* _Task_
Show only those lines of the entries where the string "model" is found.

* _Data excerpts_
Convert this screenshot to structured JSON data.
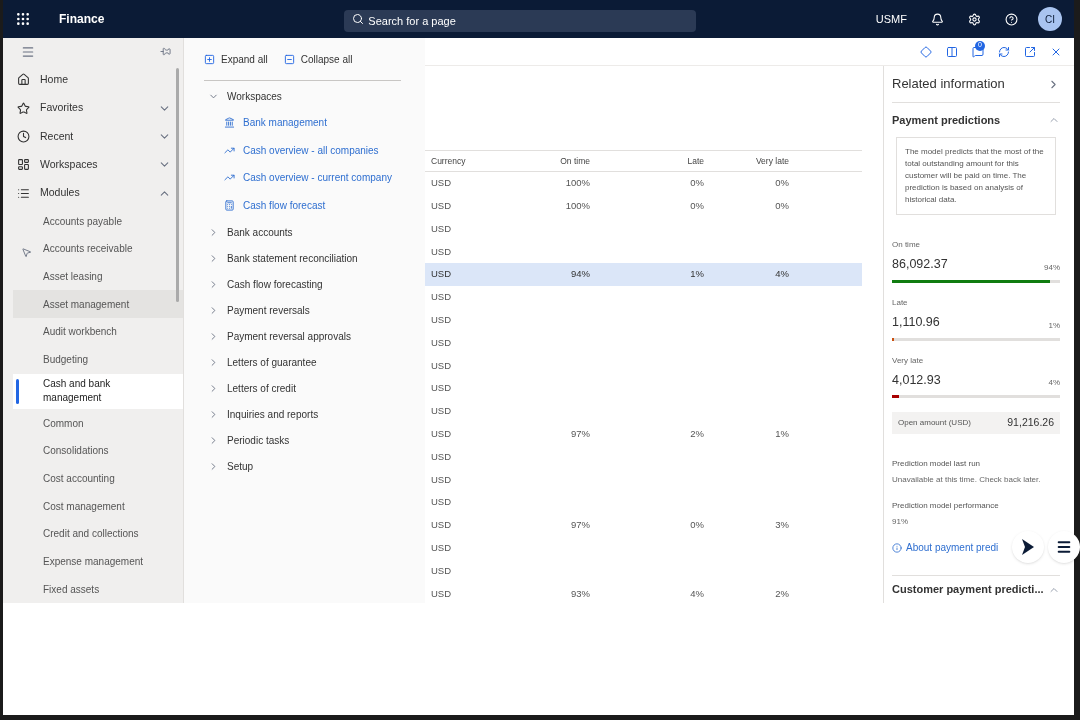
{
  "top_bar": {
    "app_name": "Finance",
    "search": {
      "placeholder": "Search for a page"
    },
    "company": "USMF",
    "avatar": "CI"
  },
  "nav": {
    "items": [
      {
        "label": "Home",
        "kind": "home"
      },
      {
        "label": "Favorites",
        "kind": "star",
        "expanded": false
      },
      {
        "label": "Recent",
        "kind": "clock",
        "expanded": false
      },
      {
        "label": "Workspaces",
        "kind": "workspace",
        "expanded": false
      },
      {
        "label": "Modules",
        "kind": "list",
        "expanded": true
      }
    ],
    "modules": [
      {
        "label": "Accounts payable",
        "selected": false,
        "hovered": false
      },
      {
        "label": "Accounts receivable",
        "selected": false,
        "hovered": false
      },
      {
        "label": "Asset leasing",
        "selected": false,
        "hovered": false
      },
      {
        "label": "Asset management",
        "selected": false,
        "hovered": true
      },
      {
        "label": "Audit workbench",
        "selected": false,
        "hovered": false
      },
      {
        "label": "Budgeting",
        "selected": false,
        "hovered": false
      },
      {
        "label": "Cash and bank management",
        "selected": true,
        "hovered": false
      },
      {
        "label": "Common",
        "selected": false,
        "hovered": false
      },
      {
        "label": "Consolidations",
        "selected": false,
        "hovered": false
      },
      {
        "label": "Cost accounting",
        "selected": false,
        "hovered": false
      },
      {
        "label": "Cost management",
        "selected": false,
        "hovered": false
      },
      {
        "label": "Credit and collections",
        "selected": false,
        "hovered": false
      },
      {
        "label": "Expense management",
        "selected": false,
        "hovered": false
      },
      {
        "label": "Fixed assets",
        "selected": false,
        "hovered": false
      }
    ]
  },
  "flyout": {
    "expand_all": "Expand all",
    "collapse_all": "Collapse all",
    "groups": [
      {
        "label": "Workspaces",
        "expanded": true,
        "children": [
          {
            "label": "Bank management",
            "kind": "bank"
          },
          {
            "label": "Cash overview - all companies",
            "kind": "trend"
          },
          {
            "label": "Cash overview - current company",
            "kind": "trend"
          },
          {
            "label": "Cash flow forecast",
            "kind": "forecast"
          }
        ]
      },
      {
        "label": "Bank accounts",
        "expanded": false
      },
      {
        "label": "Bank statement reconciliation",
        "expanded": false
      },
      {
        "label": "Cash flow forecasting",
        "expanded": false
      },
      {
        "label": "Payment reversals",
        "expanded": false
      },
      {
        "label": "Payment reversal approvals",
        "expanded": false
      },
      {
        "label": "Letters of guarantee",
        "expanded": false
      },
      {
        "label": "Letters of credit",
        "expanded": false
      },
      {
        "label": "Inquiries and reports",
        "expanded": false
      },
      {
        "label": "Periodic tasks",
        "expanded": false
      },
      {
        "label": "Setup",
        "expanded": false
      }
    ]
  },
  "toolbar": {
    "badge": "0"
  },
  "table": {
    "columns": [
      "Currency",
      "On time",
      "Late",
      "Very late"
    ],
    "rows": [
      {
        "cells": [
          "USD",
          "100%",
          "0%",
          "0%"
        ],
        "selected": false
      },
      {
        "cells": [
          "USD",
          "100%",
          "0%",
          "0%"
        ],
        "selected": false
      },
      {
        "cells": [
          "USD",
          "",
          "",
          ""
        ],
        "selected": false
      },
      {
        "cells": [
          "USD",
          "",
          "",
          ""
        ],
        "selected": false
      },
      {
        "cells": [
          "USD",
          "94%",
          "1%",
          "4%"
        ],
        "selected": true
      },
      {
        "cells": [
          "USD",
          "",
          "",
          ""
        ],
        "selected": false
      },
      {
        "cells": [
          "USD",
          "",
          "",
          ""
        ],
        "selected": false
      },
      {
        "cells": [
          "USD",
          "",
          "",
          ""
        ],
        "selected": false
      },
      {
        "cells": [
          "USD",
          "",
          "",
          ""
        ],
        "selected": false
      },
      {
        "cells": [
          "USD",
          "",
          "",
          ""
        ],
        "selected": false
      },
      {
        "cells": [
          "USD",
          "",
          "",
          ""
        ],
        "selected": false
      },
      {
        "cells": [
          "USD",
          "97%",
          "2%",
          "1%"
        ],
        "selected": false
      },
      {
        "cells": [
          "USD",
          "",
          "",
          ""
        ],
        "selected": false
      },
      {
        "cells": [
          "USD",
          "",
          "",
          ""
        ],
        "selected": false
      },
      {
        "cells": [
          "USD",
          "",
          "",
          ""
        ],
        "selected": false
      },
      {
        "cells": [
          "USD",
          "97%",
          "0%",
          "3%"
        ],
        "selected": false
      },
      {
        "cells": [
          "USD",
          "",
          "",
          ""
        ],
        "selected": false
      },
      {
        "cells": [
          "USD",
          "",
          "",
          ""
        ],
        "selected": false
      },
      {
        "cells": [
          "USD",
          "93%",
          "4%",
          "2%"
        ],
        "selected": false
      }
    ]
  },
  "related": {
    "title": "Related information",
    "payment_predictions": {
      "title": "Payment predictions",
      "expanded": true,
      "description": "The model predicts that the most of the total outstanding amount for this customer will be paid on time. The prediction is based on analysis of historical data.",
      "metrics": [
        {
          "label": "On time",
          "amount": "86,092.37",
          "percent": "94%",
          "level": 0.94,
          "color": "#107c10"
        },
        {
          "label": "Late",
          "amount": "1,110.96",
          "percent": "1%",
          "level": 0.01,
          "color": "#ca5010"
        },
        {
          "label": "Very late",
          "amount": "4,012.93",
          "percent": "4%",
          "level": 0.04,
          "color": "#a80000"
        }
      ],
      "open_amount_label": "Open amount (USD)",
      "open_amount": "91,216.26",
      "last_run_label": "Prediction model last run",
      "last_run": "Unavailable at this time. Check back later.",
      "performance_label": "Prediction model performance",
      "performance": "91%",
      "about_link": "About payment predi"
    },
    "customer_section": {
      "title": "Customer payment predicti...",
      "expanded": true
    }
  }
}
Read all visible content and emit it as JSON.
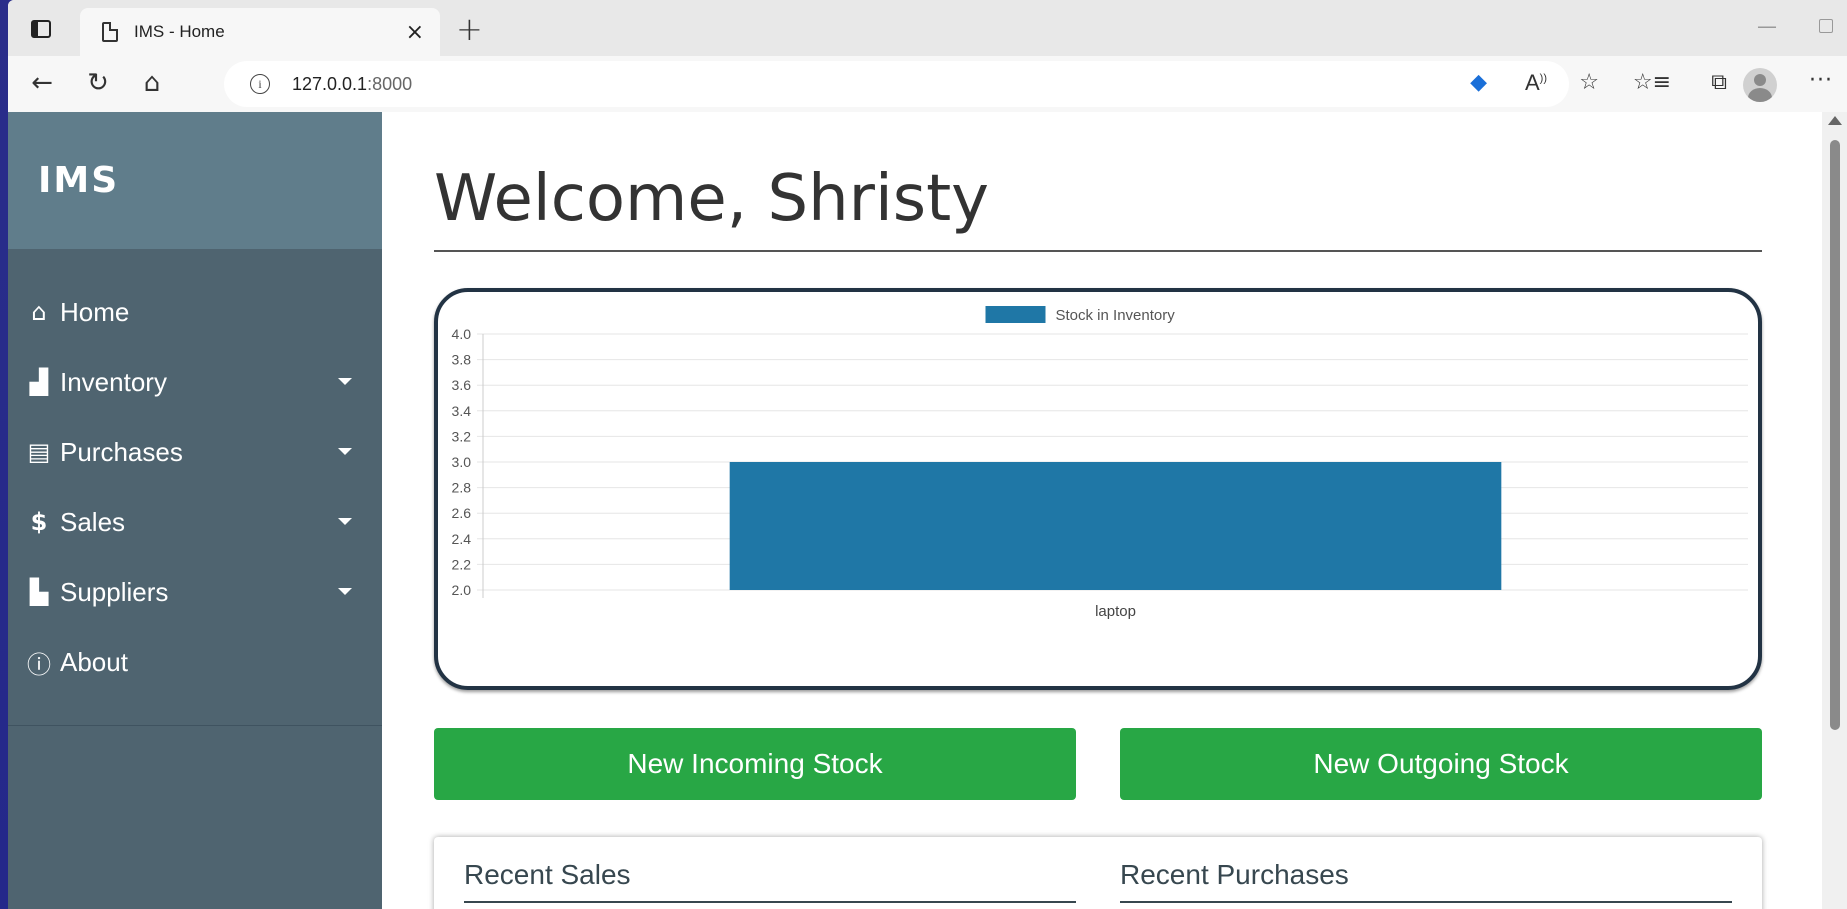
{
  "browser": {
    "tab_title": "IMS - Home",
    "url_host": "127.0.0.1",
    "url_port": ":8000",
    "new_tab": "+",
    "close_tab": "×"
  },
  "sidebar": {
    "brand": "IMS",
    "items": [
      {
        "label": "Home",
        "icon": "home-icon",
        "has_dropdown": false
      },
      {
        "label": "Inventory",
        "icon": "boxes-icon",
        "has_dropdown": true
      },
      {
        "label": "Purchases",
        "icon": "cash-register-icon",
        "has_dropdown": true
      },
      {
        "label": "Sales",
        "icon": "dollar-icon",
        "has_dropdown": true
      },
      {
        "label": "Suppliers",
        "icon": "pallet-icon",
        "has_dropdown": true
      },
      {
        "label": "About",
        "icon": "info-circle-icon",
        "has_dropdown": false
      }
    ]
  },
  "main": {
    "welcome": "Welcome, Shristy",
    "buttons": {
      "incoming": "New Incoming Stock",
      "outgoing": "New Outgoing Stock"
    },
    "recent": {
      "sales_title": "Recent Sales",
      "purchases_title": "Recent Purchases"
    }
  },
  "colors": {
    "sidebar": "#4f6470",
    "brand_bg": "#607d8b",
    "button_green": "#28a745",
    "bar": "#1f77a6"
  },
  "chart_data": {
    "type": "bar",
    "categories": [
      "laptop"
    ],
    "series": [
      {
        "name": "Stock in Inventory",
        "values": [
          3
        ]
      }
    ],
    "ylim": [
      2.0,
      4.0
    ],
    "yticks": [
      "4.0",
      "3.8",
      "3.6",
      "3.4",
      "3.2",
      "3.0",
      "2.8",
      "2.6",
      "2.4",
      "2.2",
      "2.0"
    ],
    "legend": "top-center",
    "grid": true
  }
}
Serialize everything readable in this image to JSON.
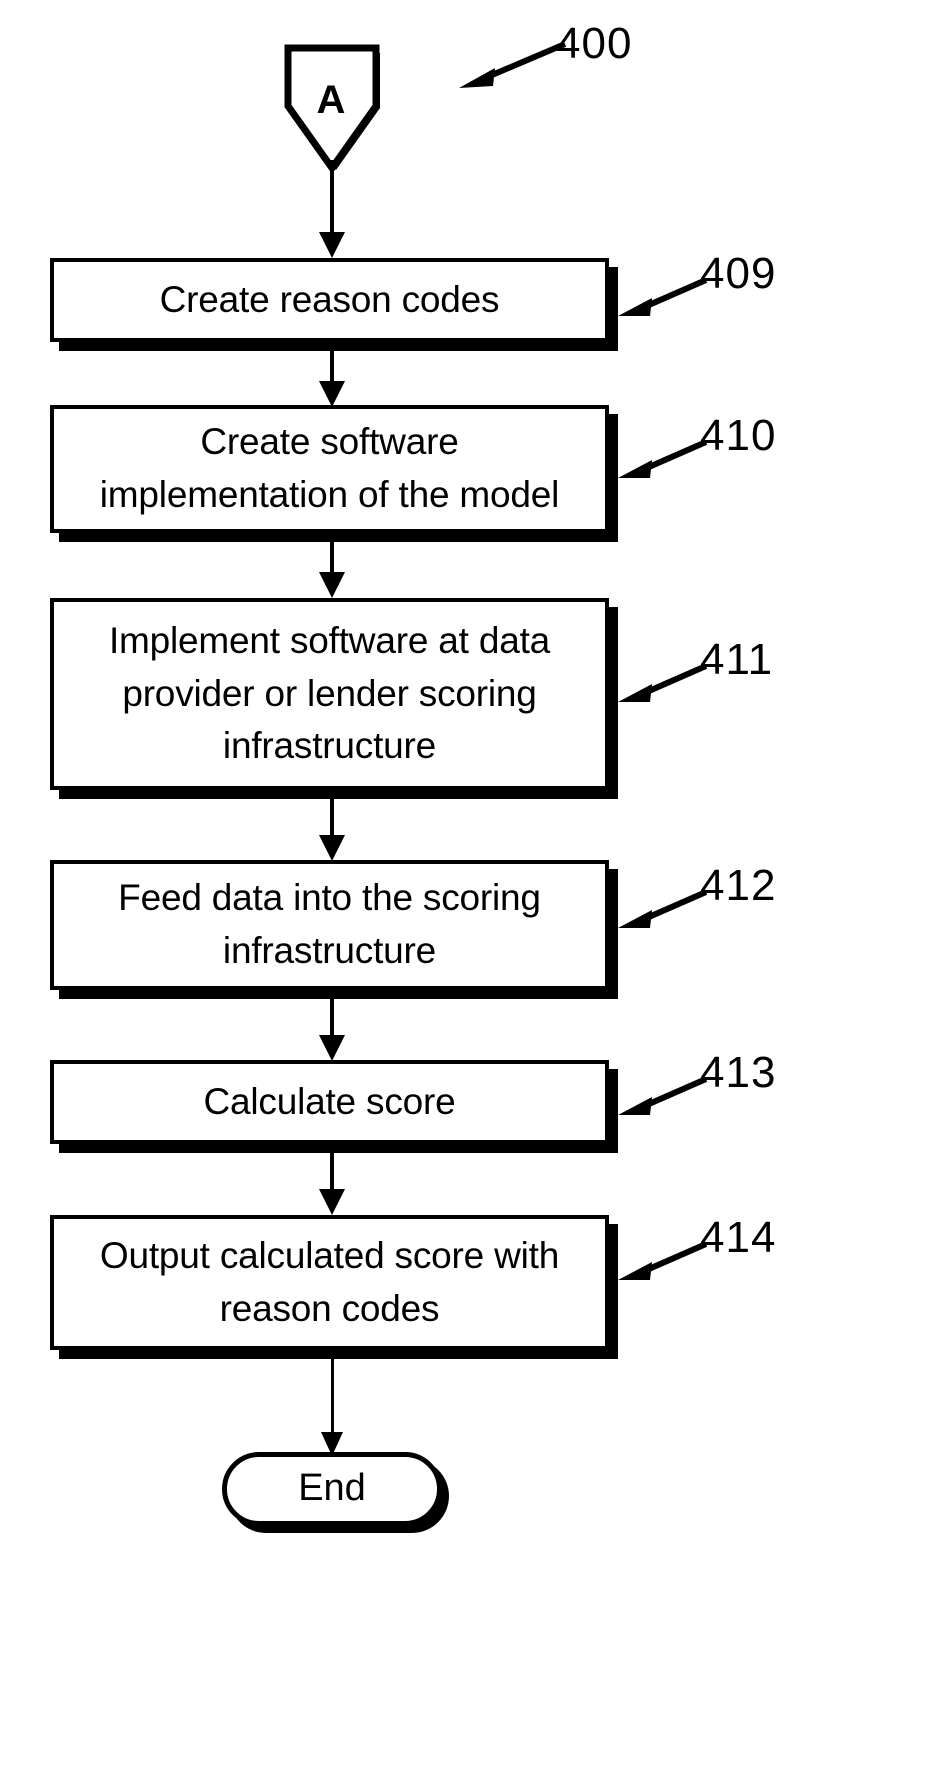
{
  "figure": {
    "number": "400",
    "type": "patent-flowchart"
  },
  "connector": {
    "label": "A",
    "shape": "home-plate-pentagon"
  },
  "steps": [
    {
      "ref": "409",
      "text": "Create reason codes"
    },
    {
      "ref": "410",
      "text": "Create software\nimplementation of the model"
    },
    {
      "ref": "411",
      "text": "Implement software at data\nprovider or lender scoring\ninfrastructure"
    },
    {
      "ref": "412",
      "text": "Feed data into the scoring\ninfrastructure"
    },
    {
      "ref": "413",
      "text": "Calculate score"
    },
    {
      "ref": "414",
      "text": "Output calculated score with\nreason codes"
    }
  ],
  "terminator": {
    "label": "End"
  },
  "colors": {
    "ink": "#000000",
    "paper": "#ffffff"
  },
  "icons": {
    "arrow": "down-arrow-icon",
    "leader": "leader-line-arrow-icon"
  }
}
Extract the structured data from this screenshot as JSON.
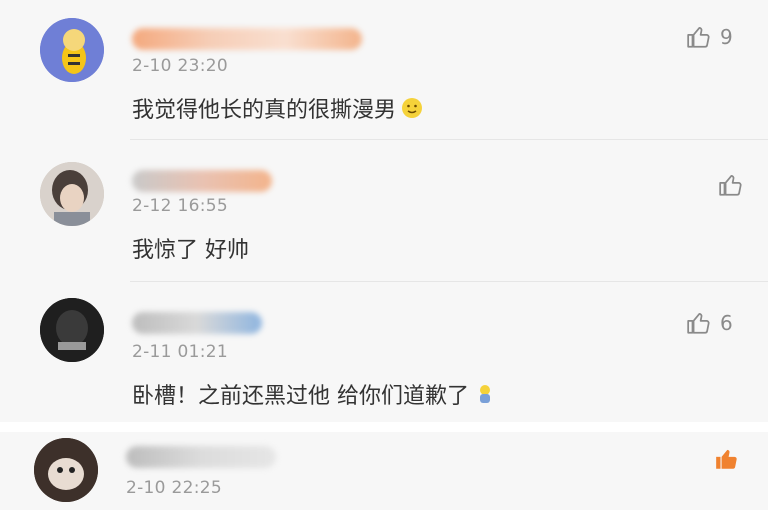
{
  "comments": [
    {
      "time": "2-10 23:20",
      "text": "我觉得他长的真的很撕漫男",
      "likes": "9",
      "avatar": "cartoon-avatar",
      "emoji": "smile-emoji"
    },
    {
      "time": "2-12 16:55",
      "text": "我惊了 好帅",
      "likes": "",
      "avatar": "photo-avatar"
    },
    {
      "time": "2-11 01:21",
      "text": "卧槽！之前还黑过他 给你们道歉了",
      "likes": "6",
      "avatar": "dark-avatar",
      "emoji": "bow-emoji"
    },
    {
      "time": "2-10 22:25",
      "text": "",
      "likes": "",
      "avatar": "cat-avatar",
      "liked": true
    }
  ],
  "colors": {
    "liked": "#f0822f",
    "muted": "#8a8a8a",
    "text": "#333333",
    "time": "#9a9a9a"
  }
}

* _Your solution_
      "description": "The model predicts that the most of the total outstanding amount for this customer will be paid on time. The prediction is based on analysis of historical data.",
      "last_run_label": "Prediction model last run",
      "performance_label": "Prediction model performance",
      "text": "Create software\nimplementation of the model"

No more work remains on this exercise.